year? How many individuals' location information was asked for in these requests?
(2) How many of these requests were complied with partially or entirely? How many
individuals' location information did the Department receive as a result of these requests?
(3) What historical and prospective (i.e. real-time) location information do you request from
wireless carriers (e.g., cell site data, GPS data)?
(4) What legal standard does the Department of Justice believe applies to a request for
historical location data (e.g., subpoena, court order, warrant, etc.)?
(5) Is this standard different or the same for prospective data?
(6) Is the standard different or the same for GPS data as opposed to cell-site data?
(7) Have these standards changed since the Jones decision? If so, how?
(8) Have any of the Department's practices with respect to location information requests
from wireless carriers changed since the Jones decision?
(9) How much money has the Department of Justice paid wireless carriers to offset expenses
for their retrieval of this data in each of the past five years and from January to April of
I respectfully request that you or your staff provide responses to these questions by June
11, a month from the date of this letter.

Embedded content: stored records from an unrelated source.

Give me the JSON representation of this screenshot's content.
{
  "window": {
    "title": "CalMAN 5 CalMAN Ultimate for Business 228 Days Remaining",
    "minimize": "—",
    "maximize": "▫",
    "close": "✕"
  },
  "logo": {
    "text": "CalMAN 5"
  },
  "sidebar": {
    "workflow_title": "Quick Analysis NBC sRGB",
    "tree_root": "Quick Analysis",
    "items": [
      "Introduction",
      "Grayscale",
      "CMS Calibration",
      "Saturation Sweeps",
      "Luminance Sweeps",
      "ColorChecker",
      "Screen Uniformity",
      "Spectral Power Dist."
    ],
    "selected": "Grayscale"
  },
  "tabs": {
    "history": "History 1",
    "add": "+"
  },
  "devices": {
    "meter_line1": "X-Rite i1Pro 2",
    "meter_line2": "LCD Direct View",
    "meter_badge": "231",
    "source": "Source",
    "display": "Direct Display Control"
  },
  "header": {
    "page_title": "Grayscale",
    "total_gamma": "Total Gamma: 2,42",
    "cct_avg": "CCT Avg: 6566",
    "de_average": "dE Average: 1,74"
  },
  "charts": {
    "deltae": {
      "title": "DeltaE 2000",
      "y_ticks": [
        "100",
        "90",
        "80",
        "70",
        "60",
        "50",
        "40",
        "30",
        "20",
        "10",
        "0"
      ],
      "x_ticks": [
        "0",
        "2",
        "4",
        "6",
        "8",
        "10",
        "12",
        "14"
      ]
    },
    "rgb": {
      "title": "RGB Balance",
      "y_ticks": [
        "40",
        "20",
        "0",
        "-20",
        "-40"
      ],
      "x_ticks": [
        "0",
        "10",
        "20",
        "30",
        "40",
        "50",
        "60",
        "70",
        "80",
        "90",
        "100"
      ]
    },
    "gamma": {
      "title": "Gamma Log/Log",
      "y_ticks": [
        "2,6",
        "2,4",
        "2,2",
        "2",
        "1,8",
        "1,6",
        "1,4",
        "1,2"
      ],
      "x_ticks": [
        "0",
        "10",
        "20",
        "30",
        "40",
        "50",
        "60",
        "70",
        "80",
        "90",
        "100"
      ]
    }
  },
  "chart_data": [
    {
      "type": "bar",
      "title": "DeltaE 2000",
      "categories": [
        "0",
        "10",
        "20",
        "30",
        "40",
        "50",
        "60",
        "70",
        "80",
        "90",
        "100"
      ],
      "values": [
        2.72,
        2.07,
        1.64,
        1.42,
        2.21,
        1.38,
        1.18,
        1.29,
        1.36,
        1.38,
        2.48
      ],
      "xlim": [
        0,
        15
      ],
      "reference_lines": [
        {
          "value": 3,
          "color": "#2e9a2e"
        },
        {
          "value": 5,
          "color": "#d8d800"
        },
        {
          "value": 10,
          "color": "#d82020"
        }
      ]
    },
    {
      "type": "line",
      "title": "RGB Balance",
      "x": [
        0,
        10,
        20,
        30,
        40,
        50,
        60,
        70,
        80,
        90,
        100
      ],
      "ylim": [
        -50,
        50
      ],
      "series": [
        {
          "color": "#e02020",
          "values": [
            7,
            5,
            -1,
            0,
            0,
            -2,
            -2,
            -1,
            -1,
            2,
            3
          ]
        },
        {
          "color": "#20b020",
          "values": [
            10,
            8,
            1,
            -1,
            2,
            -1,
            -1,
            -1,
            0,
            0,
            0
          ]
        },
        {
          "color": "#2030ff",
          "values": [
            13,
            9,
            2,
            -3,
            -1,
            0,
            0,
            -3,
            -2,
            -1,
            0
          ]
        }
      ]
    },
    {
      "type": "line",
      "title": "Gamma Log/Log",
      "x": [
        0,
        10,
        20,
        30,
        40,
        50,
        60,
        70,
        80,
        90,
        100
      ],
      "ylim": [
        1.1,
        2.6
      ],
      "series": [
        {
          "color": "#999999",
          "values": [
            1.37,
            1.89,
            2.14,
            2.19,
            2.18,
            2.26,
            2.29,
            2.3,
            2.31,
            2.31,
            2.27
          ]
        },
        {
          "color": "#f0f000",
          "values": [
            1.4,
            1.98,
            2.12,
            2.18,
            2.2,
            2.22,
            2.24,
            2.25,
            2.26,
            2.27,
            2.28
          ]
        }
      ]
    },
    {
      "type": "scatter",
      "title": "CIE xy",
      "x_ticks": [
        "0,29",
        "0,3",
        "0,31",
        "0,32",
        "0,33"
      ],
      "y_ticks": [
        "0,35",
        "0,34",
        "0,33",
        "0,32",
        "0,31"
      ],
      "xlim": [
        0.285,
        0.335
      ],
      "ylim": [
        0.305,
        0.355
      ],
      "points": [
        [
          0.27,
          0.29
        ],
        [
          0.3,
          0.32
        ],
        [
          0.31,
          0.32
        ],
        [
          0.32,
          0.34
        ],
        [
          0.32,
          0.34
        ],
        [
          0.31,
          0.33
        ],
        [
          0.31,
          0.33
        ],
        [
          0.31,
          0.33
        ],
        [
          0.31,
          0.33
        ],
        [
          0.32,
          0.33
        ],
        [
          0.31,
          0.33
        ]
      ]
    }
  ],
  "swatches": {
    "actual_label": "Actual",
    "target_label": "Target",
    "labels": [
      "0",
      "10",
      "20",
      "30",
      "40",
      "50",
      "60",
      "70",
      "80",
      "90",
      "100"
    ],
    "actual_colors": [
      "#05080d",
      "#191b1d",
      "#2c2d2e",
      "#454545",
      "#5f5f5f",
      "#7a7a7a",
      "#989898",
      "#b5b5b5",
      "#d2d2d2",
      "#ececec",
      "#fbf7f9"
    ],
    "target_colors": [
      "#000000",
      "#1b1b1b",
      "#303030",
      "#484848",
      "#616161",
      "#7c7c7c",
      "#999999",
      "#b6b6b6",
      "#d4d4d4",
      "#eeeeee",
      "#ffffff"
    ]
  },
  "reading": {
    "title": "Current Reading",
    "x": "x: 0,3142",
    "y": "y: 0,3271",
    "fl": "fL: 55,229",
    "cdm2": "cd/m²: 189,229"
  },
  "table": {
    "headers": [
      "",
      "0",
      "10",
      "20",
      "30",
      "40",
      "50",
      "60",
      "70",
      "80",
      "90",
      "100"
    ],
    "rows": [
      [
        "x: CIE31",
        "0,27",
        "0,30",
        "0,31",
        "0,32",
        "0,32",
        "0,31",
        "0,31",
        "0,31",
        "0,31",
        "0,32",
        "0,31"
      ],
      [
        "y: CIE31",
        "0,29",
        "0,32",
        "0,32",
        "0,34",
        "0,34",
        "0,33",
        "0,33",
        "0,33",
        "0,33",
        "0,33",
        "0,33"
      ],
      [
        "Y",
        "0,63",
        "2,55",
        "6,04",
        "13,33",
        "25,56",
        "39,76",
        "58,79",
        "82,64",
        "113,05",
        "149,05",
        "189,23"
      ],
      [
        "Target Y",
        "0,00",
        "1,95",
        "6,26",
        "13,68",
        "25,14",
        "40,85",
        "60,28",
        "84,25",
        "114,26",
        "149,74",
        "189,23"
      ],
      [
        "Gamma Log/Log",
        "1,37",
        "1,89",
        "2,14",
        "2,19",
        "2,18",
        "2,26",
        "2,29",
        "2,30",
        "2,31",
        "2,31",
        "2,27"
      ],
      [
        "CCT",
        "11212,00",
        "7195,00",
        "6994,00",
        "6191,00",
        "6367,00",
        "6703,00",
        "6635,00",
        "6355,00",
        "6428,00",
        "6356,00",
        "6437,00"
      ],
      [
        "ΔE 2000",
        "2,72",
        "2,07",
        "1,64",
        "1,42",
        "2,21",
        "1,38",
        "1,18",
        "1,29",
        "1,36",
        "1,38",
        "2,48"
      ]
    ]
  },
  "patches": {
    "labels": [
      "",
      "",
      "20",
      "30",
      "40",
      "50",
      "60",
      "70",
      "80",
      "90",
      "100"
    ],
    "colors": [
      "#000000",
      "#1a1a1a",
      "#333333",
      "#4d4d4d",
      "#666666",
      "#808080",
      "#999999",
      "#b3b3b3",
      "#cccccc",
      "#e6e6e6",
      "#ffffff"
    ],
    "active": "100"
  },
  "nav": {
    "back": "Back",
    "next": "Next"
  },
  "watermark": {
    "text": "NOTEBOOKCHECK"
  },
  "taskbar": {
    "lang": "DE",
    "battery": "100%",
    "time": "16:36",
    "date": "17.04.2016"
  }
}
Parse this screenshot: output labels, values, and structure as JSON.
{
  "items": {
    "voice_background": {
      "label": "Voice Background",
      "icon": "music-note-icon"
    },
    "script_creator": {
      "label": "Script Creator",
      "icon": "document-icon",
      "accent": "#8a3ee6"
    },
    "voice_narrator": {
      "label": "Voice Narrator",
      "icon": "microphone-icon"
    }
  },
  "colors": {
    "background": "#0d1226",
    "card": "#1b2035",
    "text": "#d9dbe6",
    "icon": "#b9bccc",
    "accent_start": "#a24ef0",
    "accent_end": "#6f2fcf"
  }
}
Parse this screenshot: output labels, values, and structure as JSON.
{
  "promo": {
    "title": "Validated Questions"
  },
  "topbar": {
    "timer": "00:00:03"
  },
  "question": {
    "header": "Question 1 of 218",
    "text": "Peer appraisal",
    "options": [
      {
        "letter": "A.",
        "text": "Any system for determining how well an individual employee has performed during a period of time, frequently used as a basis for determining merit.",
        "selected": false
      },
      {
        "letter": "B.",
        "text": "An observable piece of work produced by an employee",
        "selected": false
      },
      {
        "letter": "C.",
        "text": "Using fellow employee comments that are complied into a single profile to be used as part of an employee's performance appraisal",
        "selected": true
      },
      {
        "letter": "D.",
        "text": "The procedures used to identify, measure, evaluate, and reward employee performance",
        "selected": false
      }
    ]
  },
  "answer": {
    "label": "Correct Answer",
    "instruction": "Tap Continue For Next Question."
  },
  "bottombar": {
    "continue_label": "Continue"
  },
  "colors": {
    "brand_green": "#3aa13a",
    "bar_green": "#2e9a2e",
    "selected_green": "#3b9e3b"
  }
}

I believe that this is an urgent matter and one that will
provide critical information for policymakers and privacy advocates alike.
Thank you for your prompt attention to this matter.
Chairman, Subcommittee on Privacy,
Technology and the Law